• ASSIGNMENT:
Your task is to gather the lines below that hold the string "Gestión".

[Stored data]

⁂

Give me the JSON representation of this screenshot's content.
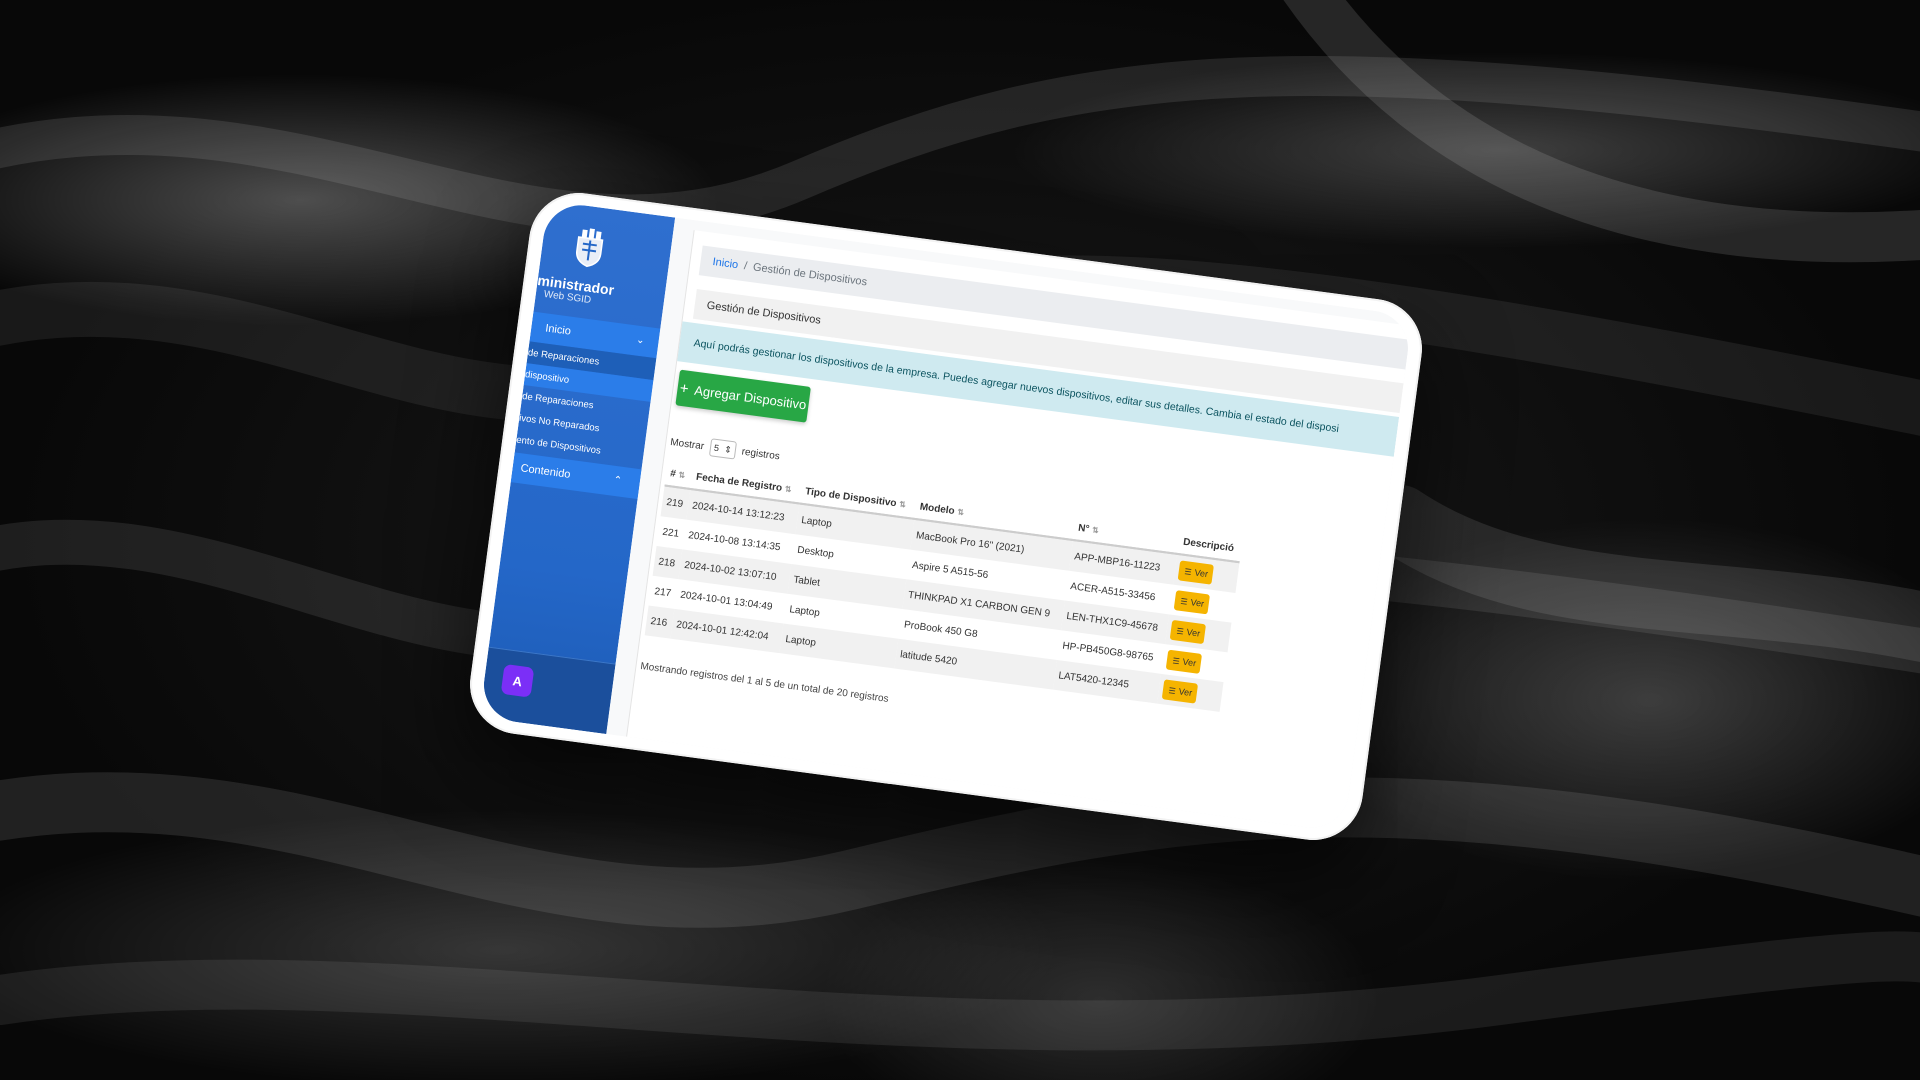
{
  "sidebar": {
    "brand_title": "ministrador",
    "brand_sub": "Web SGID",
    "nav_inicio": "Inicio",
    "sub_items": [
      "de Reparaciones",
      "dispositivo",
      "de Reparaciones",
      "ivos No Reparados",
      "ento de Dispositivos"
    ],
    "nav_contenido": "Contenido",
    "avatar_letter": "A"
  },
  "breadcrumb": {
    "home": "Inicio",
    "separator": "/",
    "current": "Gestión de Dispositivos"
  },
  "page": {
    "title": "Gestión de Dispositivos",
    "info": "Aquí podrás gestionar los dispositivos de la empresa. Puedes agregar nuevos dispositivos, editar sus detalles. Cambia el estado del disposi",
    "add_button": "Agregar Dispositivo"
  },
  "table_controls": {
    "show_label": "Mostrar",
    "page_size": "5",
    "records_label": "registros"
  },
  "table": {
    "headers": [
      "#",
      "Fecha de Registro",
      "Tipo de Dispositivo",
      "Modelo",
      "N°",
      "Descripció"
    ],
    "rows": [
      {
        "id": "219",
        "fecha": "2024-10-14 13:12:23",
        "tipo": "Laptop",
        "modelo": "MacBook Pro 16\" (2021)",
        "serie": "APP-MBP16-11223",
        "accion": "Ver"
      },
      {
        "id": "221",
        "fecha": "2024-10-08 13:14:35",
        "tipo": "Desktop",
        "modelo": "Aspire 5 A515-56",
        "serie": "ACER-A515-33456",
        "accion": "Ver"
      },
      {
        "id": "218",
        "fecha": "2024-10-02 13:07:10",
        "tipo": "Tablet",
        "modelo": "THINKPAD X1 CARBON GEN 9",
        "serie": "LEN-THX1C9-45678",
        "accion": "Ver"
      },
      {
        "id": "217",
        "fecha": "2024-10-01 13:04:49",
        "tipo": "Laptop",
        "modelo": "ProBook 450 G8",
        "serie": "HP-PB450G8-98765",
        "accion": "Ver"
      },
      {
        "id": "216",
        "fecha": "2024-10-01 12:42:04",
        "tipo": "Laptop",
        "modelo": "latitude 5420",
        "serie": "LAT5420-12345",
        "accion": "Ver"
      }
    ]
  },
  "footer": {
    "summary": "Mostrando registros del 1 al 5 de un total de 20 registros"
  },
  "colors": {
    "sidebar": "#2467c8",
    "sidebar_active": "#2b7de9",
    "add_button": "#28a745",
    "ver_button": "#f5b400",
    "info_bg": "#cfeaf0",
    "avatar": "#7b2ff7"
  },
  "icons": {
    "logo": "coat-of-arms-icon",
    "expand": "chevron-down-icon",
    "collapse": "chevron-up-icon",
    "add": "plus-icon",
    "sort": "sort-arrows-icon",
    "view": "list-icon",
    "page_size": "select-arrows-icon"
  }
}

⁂

• FINISHED EXERCISE:
    "current": "Gestión de Dispositivos"
    "title": "Gestión de Dispositivos",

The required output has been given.